Exercise description → Copy the records exactly, every one of them.

Material shown →
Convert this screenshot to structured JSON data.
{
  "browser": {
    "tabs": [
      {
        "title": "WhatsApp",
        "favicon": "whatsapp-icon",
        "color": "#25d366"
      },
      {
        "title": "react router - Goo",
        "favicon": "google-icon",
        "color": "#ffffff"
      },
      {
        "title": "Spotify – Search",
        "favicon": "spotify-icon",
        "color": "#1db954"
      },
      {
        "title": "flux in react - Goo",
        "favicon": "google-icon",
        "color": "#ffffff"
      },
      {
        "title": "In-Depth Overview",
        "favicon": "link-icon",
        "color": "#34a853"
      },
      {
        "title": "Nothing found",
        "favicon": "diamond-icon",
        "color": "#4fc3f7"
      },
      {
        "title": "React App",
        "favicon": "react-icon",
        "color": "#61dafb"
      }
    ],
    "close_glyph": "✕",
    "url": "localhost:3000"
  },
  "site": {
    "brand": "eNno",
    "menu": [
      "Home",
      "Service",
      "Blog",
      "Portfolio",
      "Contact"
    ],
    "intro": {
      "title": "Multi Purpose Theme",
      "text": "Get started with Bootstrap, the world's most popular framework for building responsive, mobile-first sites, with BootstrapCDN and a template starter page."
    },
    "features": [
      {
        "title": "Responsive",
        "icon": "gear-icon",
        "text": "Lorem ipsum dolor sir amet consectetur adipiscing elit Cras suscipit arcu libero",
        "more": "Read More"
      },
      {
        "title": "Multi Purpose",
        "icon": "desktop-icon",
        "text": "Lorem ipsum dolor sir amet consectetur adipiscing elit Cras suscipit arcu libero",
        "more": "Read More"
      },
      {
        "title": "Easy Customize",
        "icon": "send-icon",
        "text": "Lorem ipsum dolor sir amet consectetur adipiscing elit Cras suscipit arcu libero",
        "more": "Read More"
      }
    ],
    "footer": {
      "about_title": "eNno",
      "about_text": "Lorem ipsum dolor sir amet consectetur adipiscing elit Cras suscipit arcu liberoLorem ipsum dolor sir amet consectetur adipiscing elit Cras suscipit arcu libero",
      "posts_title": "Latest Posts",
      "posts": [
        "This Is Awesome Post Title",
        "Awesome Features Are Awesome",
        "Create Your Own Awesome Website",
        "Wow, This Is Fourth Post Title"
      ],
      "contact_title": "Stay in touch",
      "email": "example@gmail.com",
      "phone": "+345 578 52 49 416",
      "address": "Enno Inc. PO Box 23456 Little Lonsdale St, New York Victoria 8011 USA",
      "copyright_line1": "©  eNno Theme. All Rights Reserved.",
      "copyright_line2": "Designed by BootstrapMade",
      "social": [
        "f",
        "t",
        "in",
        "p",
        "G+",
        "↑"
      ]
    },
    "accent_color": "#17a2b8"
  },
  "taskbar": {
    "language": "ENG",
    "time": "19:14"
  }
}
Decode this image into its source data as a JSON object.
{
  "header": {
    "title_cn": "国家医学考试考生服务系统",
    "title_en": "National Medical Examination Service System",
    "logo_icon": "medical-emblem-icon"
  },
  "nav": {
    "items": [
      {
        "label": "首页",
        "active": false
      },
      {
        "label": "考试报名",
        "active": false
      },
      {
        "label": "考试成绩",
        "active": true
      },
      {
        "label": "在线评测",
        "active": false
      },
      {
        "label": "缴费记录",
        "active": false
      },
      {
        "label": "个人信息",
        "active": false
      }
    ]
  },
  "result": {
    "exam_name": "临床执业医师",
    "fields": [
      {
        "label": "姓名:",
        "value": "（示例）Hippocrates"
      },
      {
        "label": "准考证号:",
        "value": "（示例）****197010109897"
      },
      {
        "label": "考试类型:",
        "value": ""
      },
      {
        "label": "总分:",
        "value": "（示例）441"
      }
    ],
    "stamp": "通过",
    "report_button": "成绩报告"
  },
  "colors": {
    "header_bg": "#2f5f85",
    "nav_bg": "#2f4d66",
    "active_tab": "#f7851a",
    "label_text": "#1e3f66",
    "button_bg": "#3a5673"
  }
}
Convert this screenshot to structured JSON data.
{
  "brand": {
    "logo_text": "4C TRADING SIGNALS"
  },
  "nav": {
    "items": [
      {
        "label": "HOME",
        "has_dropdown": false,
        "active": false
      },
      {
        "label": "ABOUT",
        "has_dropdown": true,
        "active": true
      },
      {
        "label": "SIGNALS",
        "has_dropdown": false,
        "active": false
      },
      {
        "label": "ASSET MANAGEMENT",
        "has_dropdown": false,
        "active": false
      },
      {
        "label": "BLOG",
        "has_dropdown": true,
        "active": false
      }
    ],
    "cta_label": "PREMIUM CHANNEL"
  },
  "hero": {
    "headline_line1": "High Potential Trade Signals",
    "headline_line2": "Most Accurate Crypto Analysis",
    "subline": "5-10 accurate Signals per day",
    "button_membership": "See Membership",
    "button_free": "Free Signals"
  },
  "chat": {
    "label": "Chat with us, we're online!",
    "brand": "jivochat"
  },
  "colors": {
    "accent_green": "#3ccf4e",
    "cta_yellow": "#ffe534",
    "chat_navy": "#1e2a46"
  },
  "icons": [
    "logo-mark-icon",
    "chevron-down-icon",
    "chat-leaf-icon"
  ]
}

Written solution →
Convert this screenshot to structured JSON data.
{
  "browser": {
    "tabs": [
      {
        "title": "WhatsApp",
        "favicon": "whatsapp-icon",
        "color": "#25d366"
      },
      {
        "title": "react router - Goo",
        "favicon": "google-icon",
        "color": "#ffffff"
      },
      {
        "title": "Spotify – Search",
        "favicon": "spotify-icon",
        "color": "#1db954"
      },
      {
        "title": "flux in react - Goo",
        "favicon": "google-icon",
        "color": "#ffffff"
      },
      {
        "title": "In-Depth Overview",
        "favicon": "link-icon",
        "color": "#34a853"
      },
      {
        "title": "Nothing found",
        "favicon": "diamond-icon",
        "color": "#4fc3f7"
      },
      {
        "title": "React App",
        "favicon": "react-icon",
        "color": "#61dafb"
      }
    ],
    "close_glyph": "✕",
    "url": "localhost:3000"
  },
  "site": {
    "brand": "eNno",
    "menu": [
      "Home",
      "Service",
      "Blog",
      "Portfolio",
      "Contact"
    ],
    "intro": {
      "title": "Multi Purpose Theme",
      "text": "Get started with Bootstrap, the world's most popular framework for building responsive, mobile-first sites, with BootstrapCDN and a template starter page."
    },
    "features": [
      {
        "title": "Responsive",
        "icon": "gear-icon",
        "text": "Lorem ipsum dolor sir amet consectetur adipiscing elit Cras suscipit arcu libero",
        "more": "Read More"
      },
      {
        "title": "Multi Purpose",
        "icon": "desktop-icon",
        "text": "Lorem ipsum dolor sir amet consectetur adipiscing elit Cras suscipit arcu libero",
        "more": "Read More"
      },
      {
        "title": "Easy Customize",
        "icon": "send-icon",
        "text": "Lorem ipsum dolor sir amet consectetur adipiscing elit Cras suscipit arcu libero",
        "more": "Read More"
      }
    ],
    "footer": {
      "about_title": "eNno",
      "about_text": "Lorem ipsum dolor sir amet consectetur adipiscing elit Cras suscipit arcu liberoLorem ipsum dolor sir amet consectetur adipiscing elit Cras suscipit arcu libero",
      "posts_title": "Latest Posts",
      "posts": [
        "This Is Awesome Post Title",
        "Awesome Features Are Awesome",
        "Create Your Own Awesome Website",
        "Wow, This Is Fourth Post Title"
      ],
      "contact_title": "Stay in touch",
      "email": "example@gmail.com",
      "phone": "+345 578 52 49 416",
      "address": "Enno Inc. PO Box 23456 Little Lonsdale St, New York Victoria 8011 USA",
      "copyright_line1": "©  eNno Theme. All Rights Reserved.",
      "copyright_line2": "Designed by BootstrapMade",
      "social": [
        "f",
        "t",
        "in",
        "p",
        "G+",
        "↑"
      ]
    },
    "accent_color": "#17a2b8"
  },
  "taskbar": {
    "language": "ENG",
    "time": "19:14"
  }
}
Decode this image into its source data as a JSON object.
{
  "header": {
    "title_cn": "国家医学考试考生服务系统",
    "title_en": "National Medical Examination Service System",
    "logo_icon": "medical-emblem-icon"
  },
  "nav": {
    "items": [
      {
        "label": "首页",
        "active": false
      },
      {
        "label": "考试报名",
        "active": false
      },
      {
        "label": "考试成绩",
        "active": true
      },
      {
        "label": "在线评测",
        "active": false
      },
      {
        "label": "缴费记录",
        "active": false
      },
      {
        "label": "个人信息",
        "active": false
      }
    ]
  },
  "result": {
    "exam_name": "临床执业医师",
    "fields": [
      {
        "label": "姓名:",
        "value": "（示例）Hippocrates"
      },
      {
        "label": "准考证号:",
        "value": "（示例）****197010109897"
      },
      {
        "label": "考试类型:",
        "value": ""
      },
      {
        "label": "总分:",
        "value": "（示例）441"
      }
    ],
    "stamp": "通过",
    "report_button": "成绩报告"
  },
  "colors": {
    "header_bg": "#2f5f85",
    "nav_bg": "#2f4d66",
    "active_tab": "#f7851a",
    "label_text": "#1e3f66",
    "button_bg": "#3a5673"
  }
}
Convert this screenshot to structured JSON data.
{
  "brand": {
    "logo_text": "4C TRADING SIGNALS"
  },
  "nav": {
    "items": [
      {
        "label": "HOME",
        "has_dropdown": false,
        "active": false
      },
      {
        "label": "ABOUT",
        "has_dropdown": true,
        "active": true
      },
      {
        "label": "SIGNALS",
        "has_dropdown": false,
        "active": false
      },
      {
        "label": "ASSET MANAGEMENT",
        "has_dropdown": false,
        "active": false
      },
      {
        "label": "BLOG",
        "has_dropdown": true,
        "active": false
      }
    ],
    "cta_label": "PREMIUM CHANNEL"
  },
  "hero": {
    "headline_line1": "High Potential Trade Signals",
    "headline_line2": "Most Accurate Crypto Analysis",
    "subline": "5-10 accurate Signals per day",
    "button_membership": "See Membership",
    "button_free": "Free Signals"
  },
  "chat": {
    "label": "Chat with us, we're online!",
    "brand": "jivochat"
  },
  "colors": {
    "accent_green": "#3ccf4e",
    "cta_yellow": "#ffe534",
    "chat_navy": "#1e2a46"
  },
  "icons": [
    "logo-mark-icon",
    "chevron-down-icon",
    "chat-leaf-icon"
  ]
}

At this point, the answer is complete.